Spanish Customs Vessel Intercepts Drug-Laden Yacht in Mid-Atlantic
Earlier this month, Spanish customs agents intercepted a sailing yacht in the mid-Atlantic and arrested five British crewmembers who were allegedly in possession of one tonne of cocaine.
The interdiction stemmed from a long-running investigation focused on a former member of the British Royal Navy who was based in Spain. This person, whose close relationship with international drug trafficking was already known to the authorities, had strong links with other criminal organizations based in the UK, Ukraine and elsewhere.
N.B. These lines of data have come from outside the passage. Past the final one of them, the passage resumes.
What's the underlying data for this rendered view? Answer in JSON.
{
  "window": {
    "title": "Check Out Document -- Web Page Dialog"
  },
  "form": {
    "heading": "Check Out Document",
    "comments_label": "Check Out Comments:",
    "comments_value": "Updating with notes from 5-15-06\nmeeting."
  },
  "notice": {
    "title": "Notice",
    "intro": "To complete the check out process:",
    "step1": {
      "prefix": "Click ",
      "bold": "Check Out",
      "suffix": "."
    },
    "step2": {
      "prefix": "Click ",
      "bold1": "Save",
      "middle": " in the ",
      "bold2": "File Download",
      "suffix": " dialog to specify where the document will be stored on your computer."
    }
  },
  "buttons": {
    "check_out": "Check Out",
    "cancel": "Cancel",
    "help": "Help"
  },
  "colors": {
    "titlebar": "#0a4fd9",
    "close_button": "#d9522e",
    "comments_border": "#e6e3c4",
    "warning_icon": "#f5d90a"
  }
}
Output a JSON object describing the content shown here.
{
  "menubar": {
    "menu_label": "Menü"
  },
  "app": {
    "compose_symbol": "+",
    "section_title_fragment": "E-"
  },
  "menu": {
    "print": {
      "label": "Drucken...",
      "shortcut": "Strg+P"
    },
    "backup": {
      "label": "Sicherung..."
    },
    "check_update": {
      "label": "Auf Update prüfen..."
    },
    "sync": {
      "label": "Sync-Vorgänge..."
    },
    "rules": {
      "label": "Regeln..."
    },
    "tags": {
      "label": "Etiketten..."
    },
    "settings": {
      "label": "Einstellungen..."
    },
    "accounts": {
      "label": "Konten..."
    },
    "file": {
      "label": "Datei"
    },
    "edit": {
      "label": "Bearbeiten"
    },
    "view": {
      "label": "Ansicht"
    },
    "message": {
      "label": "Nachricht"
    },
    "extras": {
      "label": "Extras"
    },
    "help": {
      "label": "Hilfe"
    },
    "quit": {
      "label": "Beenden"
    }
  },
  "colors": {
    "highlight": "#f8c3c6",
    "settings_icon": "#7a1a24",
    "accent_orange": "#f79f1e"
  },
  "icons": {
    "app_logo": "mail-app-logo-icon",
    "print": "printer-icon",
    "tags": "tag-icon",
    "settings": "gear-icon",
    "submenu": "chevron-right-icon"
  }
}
In addition to previous contact with known drug dealers, this individual owned several companies that were ostensibly dedicated to the sale and rental of yachts. According to Spanish police, he also used these vessels to transport drugs for a variety of criminal groups.
Since last August, the investigation has led to successful police raids at Ceuta, Sotogrande, Cadiz and Malaga, resulting in the arrest of ten people and the seizure of 1,600 kilos of hashish.
The investigators have also honed in on a second "branch" of the criminal organization that was dedicated to the lucrative transatlantic cocaine trade. As a result of this line of investigation, Spanish police learned of the impending departure of a drug-laden sailing yacht - the Windwhisperer - from the Caribbean.
In response, the Spanish customs vessel Fulmar and her crew were tasked with carrying out an interdiction mission in the mid-Atlantic. They accomplished the intercept on June 13. A search of the yacht revealed one tonne of cocaine in neatly-packed bags, and the yacht's crew of five were taken under arrest.
The Fulmar returned to port at Cadiz with the contraband and the suspects on June 23. Two additional suspects were arrested in Campo de Gibraltar and Malaga in connection with the Windwhisperer bust, and two more individuals who had been arrested in previous raids are believed to be implicated as well.
“This is a huge haul of cocaine with an estimated street value of more than £80million. I have no doubt the drugs on board were destined for the streets of the UK, so this seizure is a significant result," said Dave Hucker, head of European operations of Britain's National Crime Agency, which has been participating in the investigation. “We know that the criminal trade in drugs is driven by financial gain, and the loss of the profit that would have been made from these drugs will have a major impact on the crime groups involved."